Omit the pictures, then reproduce every remaining record exactly.

────────────────────────────────────────

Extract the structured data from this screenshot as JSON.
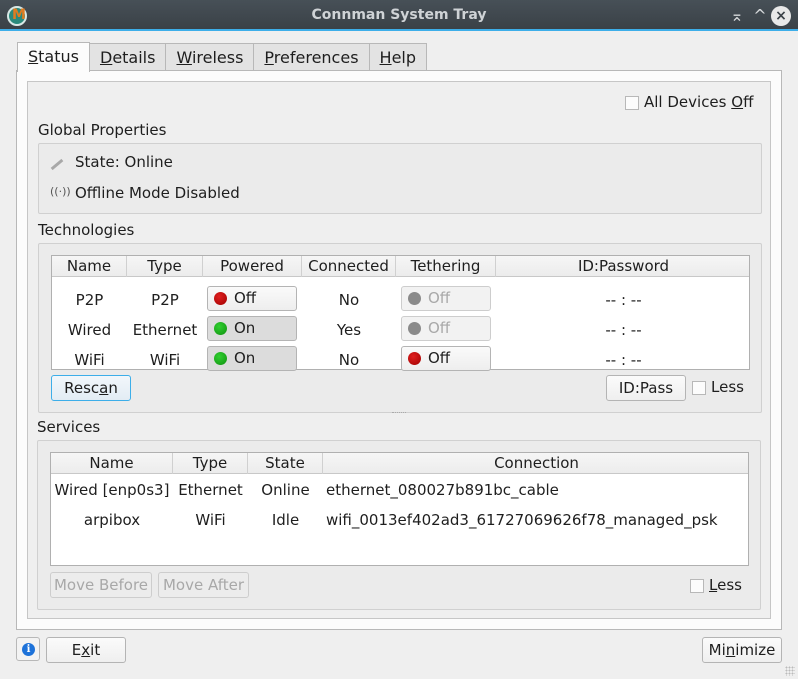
{
  "window": {
    "title": "Connman System Tray",
    "buttons": {
      "keep_above": "⌅",
      "minimize": "^",
      "close": "×"
    }
  },
  "tabs": [
    {
      "label": "Status",
      "mnemonic_index": 0,
      "active": true
    },
    {
      "label": "Details",
      "mnemonic_index": 0,
      "active": false
    },
    {
      "label": "Wireless",
      "mnemonic_index": 0,
      "active": false
    },
    {
      "label": "Preferences",
      "mnemonic_index": 0,
      "active": false
    },
    {
      "label": "Help",
      "mnemonic_index": 0,
      "active": false
    }
  ],
  "status": {
    "all_devices_off": {
      "prefix": "All Devices ",
      "mnemonic": "O",
      "suffix": "ff",
      "checked": false
    },
    "global_properties": {
      "label": "Global Properties",
      "state": {
        "icon": "network-wired-icon",
        "text": "State: Online"
      },
      "offline_mode": {
        "icon": "antenna-icon",
        "text": "Offline Mode Disabled"
      }
    },
    "technologies": {
      "label": "Technologies",
      "columns": [
        "Name",
        "Type",
        "Powered",
        "Connected",
        "Tethering",
        "ID:Password"
      ],
      "rows": [
        {
          "name": "P2P",
          "type": "P2P",
          "powered": {
            "label": "Off",
            "state": "off",
            "enabled": true
          },
          "connected": "No",
          "tethering": {
            "label": "Off",
            "state": "off",
            "enabled": false
          },
          "id_password": "-- : --"
        },
        {
          "name": "Wired",
          "type": "Ethernet",
          "powered": {
            "label": "On",
            "state": "on",
            "enabled": true
          },
          "connected": "Yes",
          "tethering": {
            "label": "Off",
            "state": "off",
            "enabled": false
          },
          "id_password": "-- : --"
        },
        {
          "name": "WiFi",
          "type": "WiFi",
          "powered": {
            "label": "On",
            "state": "on",
            "enabled": true
          },
          "connected": "No",
          "tethering": {
            "label": "Off",
            "state": "off",
            "enabled": true
          },
          "id_password": "-- : --"
        }
      ],
      "rescan": {
        "prefix": "Resc",
        "mnemonic": "a",
        "suffix": "n"
      },
      "id_pass": "ID:Pass",
      "less": {
        "label": "Less",
        "checked": false
      }
    },
    "services": {
      "label": "Services",
      "columns": [
        "Name",
        "Type",
        "State",
        "Connection"
      ],
      "rows": [
        {
          "name": "Wired [enp0s3]",
          "type": "Ethernet",
          "state": "Online",
          "connection": "ethernet_080027b891bc_cable"
        },
        {
          "name": "arpibox",
          "type": "WiFi",
          "state": "Idle",
          "connection": "wifi_0013ef402ad3_61727069626f78_managed_psk"
        }
      ],
      "move_before": "Move Before",
      "move_after": "Move After",
      "less": {
        "mnemonic": "L",
        "suffix": "ess",
        "checked": false
      }
    }
  },
  "footer": {
    "info_icon": "i",
    "exit": {
      "prefix": "E",
      "mnemonic": "x",
      "suffix": "it"
    },
    "minimize": {
      "prefix": "Mi",
      "mnemonic": "n",
      "suffix": "imize"
    }
  },
  "colors": {
    "accent": "#3daee9",
    "on": "#20b020",
    "off": "#c00000",
    "disabled": "#8a8a8a"
  }
}
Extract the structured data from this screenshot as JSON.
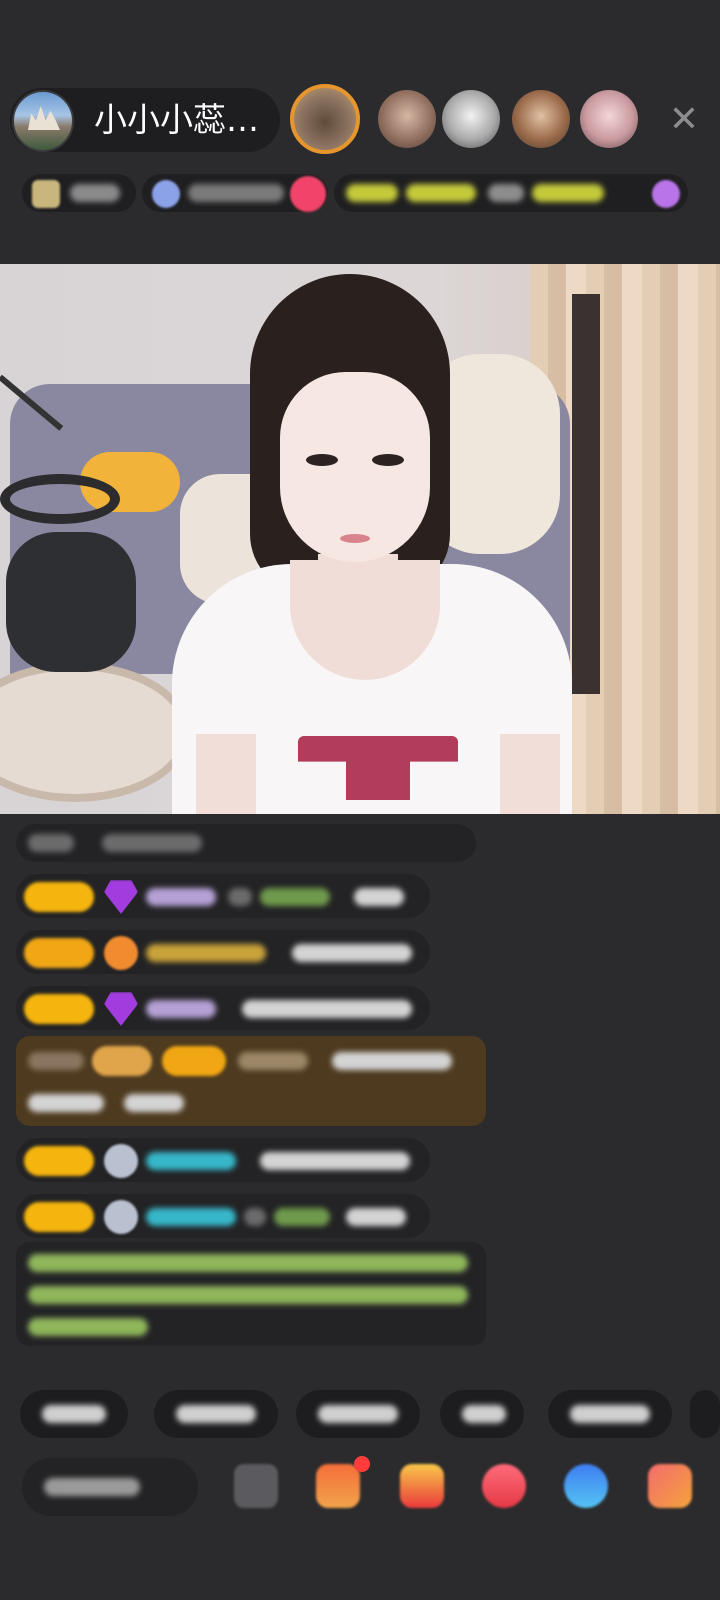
{
  "header": {
    "host_name": "小小小蕊…",
    "close_icon": "close-icon"
  },
  "viewers": [
    {
      "name": "top-viewer-1"
    },
    {
      "name": "top-viewer-2"
    },
    {
      "name": "top-viewer-3"
    },
    {
      "name": "top-viewer-4"
    },
    {
      "name": "top-viewer-5"
    }
  ],
  "colors": {
    "background": "#2b2b2d",
    "badge": "#f5b40e",
    "system_message": "#4e3a1f",
    "accent_red": "#ff3b3b"
  },
  "icons": {
    "input": "chat-input",
    "share": "share-icon",
    "gift_box": "gift-box-icon",
    "red_packet": "red-packet-icon",
    "heart": "heart-icon",
    "chat_bubble": "chat-bubble-icon",
    "gift": "gift-icon"
  }
}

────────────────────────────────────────

OUTPUT FOR THIS EXERCISE |
Extract the structured data from this screenshot as JSON.
{
  "window": {
    "title": "Connman System Tray",
    "buttons": {
      "keep_above": "⌅",
      "minimize": "^",
      "close": "×"
    }
  },
  "tabs": [
    {
      "label": "Status",
      "mnemonic_index": 0,
      "active": true
    },
    {
      "label": "Details",
      "mnemonic_index": 0,
      "active": false
    },
    {
      "label": "Wireless",
      "mnemonic_index": 0,
      "active": false
    },
    {
      "label": "Preferences",
      "mnemonic_index": 0,
      "active": false
    },
    {
      "label": "Help",
      "mnemonic_index": 0,
      "active": false
    }
  ],
  "status": {
    "all_devices_off": {
      "prefix": "All Devices ",
      "mnemonic": "O",
      "suffix": "ff",
      "checked": false
    },
    "global_properties": {
      "label": "Global Properties",
      "state": {
        "icon": "network-wired-icon",
        "text": "State: Online"
      },
      "offline_mode": {
        "icon": "antenna-icon",
        "text": "Offline Mode Disabled"
      }
    },
    "technologies": {
      "label": "Technologies",
      "columns": [
        "Name",
        "Type",
        "Powered",
        "Connected",
        "Tethering",
        "ID:Password"
      ],
      "rows": [
        {
          "name": "P2P",
          "type": "P2P",
          "powered": {
            "label": "Off",
            "state": "off",
            "enabled": true
          },
          "connected": "No",
          "tethering": {
            "label": "Off",
            "state": "off",
            "enabled": false
          },
          "id_password": "-- : --"
        },
        {
          "name": "Wired",
          "type": "Ethernet",
          "powered": {
            "label": "On",
            "state": "on",
            "enabled": true
          },
          "connected": "Yes",
          "tethering": {
            "label": "Off",
            "state": "off",
            "enabled": false
          },
          "id_password": "-- : --"
        },
        {
          "name": "WiFi",
          "type": "WiFi",
          "powered": {
            "label": "On",
            "state": "on",
            "enabled": true
          },
          "connected": "No",
          "tethering": {
            "label": "Off",
            "state": "off",
            "enabled": true
          },
          "id_password": "-- : --"
        }
      ],
      "rescan": {
        "prefix": "Resc",
        "mnemonic": "a",
        "suffix": "n"
      },
      "id_pass": "ID:Pass",
      "less": {
        "label": "Less",
        "checked": false
      }
    },
    "services": {
      "label": "Services",
      "columns": [
        "Name",
        "Type",
        "State",
        "Connection"
      ],
      "rows": [
        {
          "name": "Wired [enp0s3]",
          "type": "Ethernet",
          "state": "Online",
          "connection": "ethernet_080027b891bc_cable"
        },
        {
          "name": "arpibox",
          "type": "WiFi",
          "state": "Idle",
          "connection": "wifi_0013ef402ad3_61727069626f78_managed_psk"
        }
      ],
      "move_before": "Move Before",
      "move_after": "Move After",
      "less": {
        "mnemonic": "L",
        "suffix": "ess",
        "checked": false
      }
    }
  },
  "footer": {
    "info_icon": "i",
    "exit": {
      "prefix": "E",
      "mnemonic": "x",
      "suffix": "it"
    },
    "minimize": {
      "prefix": "Mi",
      "mnemonic": "n",
      "suffix": "imize"
    }
  },
  "colors": {
    "accent": "#3daee9",
    "on": "#20b020",
    "off": "#c00000",
    "disabled": "#8a8a8a"
  }
}
Extract the structured data from this screenshot as JSON.
{
  "header": {
    "host_name": "小小小蕊…",
    "close_icon": "close-icon"
  },
  "viewers": [
    {
      "name": "top-viewer-1"
    },
    {
      "name": "top-viewer-2"
    },
    {
      "name": "top-viewer-3"
    },
    {
      "name": "top-viewer-4"
    },
    {
      "name": "top-viewer-5"
    }
  ],
  "colors": {
    "background": "#2b2b2d",
    "badge": "#f5b40e",
    "system_message": "#4e3a1f",
    "accent_red": "#ff3b3b"
  },
  "icons": {
    "input": "chat-input",
    "share": "share-icon",
    "gift_box": "gift-box-icon",
    "red_packet": "red-packet-icon",
    "heart": "heart-icon",
    "chat_bubble": "chat-bubble-icon",
    "gift": "gift-icon"
  }
}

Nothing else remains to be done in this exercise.